• **Work to be completed**
Search the entries below for "footer", and copy each line where it appears.

• **Data for the task**
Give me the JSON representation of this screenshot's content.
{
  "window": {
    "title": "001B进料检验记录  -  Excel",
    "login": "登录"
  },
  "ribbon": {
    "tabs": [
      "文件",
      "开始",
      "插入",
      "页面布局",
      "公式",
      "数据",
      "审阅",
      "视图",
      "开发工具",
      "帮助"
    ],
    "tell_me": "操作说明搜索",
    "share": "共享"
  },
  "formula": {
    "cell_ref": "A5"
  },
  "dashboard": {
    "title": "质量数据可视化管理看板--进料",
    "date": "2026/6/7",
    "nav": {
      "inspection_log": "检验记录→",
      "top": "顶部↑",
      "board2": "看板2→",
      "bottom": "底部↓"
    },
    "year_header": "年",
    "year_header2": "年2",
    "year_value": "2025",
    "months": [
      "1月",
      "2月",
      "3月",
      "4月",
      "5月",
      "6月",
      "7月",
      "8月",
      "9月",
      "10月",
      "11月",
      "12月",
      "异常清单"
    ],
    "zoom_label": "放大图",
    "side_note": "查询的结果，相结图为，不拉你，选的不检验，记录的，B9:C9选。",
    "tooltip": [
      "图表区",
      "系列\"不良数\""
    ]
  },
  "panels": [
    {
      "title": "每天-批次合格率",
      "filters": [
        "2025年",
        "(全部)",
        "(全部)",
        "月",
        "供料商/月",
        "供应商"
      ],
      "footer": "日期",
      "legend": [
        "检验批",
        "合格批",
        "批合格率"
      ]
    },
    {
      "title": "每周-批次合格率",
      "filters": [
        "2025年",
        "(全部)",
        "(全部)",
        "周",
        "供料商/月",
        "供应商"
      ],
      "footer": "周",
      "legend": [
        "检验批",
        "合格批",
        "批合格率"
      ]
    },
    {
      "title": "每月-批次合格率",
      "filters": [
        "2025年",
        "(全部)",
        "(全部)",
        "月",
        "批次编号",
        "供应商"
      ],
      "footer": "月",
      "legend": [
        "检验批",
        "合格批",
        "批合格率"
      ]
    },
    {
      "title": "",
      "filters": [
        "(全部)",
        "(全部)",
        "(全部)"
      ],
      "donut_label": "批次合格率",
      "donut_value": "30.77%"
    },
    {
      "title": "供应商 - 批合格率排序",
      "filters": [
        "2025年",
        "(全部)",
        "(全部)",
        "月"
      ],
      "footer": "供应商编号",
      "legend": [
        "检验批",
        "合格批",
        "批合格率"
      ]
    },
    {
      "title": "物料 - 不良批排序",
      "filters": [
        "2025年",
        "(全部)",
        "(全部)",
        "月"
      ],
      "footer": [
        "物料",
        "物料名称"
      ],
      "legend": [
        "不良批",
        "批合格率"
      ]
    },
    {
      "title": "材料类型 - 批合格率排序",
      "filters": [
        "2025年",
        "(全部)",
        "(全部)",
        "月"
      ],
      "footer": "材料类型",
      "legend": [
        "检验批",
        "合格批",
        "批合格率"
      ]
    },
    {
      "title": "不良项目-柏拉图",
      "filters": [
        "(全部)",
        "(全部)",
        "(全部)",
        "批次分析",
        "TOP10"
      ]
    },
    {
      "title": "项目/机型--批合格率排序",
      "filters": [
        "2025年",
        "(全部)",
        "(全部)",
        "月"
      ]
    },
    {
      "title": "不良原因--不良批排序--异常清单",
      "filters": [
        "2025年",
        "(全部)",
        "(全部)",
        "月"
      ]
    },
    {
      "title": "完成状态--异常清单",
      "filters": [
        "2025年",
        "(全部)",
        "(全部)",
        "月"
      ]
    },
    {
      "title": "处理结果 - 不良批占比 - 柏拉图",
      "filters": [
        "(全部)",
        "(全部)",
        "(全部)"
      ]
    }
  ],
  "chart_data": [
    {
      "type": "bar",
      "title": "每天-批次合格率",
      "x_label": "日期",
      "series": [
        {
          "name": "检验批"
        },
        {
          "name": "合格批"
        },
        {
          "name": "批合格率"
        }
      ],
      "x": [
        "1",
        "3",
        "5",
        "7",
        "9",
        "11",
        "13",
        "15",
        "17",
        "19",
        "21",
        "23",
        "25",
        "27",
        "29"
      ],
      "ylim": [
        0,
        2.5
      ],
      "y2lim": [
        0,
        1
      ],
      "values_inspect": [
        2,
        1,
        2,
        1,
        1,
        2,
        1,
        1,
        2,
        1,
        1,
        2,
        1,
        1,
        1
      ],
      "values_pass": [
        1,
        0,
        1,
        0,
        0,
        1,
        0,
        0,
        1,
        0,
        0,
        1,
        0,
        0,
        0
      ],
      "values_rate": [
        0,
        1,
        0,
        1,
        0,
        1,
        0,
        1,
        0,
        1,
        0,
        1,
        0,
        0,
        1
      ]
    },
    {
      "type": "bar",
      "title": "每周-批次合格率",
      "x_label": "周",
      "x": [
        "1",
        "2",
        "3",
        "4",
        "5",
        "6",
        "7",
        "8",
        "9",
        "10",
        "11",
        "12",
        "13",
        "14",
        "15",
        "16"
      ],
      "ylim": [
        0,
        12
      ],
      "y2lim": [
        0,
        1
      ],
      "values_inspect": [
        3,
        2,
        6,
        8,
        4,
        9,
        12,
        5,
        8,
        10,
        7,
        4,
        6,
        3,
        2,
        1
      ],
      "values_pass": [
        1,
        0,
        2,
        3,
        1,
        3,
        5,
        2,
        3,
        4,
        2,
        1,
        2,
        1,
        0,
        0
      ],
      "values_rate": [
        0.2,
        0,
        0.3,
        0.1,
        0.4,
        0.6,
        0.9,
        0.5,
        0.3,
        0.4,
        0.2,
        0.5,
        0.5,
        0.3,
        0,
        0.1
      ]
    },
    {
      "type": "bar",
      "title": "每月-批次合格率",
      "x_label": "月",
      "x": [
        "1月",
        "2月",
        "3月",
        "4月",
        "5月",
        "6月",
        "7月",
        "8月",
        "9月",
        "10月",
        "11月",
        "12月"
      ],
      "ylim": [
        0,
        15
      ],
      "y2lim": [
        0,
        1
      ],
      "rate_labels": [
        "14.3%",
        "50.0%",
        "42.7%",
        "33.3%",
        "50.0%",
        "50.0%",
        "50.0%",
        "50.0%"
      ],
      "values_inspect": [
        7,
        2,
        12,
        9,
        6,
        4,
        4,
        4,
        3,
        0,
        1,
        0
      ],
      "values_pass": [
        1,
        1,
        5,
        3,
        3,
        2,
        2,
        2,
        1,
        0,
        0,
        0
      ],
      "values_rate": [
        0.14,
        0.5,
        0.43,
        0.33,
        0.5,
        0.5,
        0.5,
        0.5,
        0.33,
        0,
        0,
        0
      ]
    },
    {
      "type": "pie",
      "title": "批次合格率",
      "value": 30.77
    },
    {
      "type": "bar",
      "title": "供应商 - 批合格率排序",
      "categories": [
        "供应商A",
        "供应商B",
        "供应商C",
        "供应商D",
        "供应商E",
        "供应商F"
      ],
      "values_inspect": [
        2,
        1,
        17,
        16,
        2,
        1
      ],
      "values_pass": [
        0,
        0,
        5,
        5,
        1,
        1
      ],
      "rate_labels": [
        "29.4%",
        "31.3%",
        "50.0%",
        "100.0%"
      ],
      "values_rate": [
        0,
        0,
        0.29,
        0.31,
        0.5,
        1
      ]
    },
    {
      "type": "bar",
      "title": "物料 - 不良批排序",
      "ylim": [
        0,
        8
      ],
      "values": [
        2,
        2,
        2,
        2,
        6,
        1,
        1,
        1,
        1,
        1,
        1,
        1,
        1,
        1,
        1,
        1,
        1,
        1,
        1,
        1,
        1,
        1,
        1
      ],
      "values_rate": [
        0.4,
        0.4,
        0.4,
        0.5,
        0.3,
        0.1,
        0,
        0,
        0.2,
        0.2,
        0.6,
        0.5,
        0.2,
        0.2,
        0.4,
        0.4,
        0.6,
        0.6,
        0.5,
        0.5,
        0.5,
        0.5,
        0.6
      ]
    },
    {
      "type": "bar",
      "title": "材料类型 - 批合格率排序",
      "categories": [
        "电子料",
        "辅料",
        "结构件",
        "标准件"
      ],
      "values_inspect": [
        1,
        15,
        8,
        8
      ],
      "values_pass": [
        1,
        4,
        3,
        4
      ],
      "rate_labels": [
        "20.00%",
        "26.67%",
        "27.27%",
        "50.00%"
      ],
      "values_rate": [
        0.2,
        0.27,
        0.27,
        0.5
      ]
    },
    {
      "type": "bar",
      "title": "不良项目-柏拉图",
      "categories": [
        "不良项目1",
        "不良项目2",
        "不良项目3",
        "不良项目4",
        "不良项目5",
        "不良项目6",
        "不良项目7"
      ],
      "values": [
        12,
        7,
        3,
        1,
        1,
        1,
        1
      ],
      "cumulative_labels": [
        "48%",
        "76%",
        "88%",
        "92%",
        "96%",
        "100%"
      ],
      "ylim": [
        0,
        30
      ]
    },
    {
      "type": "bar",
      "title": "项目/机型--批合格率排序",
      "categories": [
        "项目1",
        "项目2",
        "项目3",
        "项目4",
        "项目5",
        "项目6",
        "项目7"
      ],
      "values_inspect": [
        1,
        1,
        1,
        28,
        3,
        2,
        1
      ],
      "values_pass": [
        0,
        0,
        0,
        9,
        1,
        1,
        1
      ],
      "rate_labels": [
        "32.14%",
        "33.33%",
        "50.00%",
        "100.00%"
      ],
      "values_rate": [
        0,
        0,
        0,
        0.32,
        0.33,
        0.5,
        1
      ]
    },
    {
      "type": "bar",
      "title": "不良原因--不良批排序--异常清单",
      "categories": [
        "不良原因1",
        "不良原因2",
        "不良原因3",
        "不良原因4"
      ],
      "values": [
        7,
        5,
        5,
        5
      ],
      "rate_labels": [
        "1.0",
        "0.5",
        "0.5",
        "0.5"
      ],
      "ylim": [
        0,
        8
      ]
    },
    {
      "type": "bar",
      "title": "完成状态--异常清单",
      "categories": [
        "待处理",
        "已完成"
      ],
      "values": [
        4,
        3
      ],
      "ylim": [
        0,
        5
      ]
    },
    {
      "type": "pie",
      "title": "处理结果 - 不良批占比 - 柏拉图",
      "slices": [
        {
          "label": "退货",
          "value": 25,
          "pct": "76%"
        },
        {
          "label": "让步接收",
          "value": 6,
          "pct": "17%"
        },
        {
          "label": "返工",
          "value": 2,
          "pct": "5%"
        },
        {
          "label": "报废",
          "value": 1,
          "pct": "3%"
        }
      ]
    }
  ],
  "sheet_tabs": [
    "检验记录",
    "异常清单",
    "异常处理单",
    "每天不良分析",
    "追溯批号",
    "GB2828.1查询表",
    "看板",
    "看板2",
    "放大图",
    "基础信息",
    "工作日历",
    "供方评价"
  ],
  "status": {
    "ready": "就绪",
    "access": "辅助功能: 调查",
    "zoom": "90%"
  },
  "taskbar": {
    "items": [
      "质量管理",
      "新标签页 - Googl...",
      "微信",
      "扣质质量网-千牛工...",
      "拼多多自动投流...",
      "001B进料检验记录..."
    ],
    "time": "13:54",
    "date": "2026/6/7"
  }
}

• **Answer box**
      "footer": "日期",
      "footer": "周",
      "footer": "月",
      "footer": "供应商编号",
      "footer": [
      "footer": "材料类型",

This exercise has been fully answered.